- [How to complete this task] Look through the listing below and give the number of lines that hold "include". Say nothing more.

- [Available records]

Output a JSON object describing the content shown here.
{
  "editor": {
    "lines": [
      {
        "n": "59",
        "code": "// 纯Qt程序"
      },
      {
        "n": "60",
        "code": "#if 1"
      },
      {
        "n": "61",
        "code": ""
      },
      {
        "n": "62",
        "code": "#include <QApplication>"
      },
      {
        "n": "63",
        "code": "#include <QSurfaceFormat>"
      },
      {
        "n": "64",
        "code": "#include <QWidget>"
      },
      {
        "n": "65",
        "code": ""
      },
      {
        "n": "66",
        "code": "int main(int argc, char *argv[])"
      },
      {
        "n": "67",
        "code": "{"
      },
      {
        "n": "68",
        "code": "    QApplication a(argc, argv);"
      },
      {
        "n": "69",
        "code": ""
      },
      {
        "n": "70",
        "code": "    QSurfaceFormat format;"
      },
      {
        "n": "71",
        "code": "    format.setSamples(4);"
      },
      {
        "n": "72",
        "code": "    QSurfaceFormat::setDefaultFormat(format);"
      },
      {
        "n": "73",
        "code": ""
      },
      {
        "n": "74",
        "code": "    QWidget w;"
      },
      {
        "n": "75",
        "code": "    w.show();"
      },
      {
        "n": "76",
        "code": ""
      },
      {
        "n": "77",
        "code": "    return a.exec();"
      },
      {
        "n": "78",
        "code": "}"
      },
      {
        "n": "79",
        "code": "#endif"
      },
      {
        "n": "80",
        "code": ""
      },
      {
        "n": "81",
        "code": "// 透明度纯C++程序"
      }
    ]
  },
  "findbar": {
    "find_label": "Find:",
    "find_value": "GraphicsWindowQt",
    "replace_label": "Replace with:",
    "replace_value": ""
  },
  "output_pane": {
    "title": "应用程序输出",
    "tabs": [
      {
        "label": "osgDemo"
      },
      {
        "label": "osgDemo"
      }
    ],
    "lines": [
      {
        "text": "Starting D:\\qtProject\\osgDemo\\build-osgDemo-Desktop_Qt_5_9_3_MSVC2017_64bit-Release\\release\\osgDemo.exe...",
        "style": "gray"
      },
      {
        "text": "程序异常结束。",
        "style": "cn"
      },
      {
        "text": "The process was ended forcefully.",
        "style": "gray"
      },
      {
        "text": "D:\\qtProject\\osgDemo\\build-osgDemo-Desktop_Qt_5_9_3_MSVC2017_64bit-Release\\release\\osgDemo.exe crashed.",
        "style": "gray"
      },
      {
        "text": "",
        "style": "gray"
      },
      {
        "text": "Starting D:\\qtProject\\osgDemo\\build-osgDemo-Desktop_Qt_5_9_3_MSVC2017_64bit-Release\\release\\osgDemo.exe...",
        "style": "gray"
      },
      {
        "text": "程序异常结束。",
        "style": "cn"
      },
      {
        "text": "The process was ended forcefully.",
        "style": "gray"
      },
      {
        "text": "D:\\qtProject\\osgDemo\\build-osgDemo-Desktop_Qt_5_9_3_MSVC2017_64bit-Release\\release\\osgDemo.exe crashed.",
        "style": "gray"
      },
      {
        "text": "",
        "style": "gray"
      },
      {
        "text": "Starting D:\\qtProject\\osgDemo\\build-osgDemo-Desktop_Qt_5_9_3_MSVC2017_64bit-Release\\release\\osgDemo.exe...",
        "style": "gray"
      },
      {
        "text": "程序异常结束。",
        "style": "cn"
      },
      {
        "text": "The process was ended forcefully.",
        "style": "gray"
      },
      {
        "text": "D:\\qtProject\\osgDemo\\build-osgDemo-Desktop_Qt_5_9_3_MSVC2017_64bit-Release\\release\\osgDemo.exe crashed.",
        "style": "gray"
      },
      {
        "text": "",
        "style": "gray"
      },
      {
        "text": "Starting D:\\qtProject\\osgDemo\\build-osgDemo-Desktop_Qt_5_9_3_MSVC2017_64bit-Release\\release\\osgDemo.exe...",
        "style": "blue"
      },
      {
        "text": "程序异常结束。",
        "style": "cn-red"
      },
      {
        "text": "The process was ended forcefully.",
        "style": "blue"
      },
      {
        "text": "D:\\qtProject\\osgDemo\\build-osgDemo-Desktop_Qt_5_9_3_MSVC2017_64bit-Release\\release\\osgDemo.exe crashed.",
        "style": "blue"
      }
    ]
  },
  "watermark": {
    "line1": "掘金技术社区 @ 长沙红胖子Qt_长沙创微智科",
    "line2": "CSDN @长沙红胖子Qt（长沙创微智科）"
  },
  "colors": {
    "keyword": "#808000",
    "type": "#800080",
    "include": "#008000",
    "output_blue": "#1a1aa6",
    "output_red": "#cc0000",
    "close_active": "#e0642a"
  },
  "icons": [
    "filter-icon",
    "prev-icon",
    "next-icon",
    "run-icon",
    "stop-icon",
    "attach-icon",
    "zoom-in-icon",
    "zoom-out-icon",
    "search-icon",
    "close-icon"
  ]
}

- [Solution] 4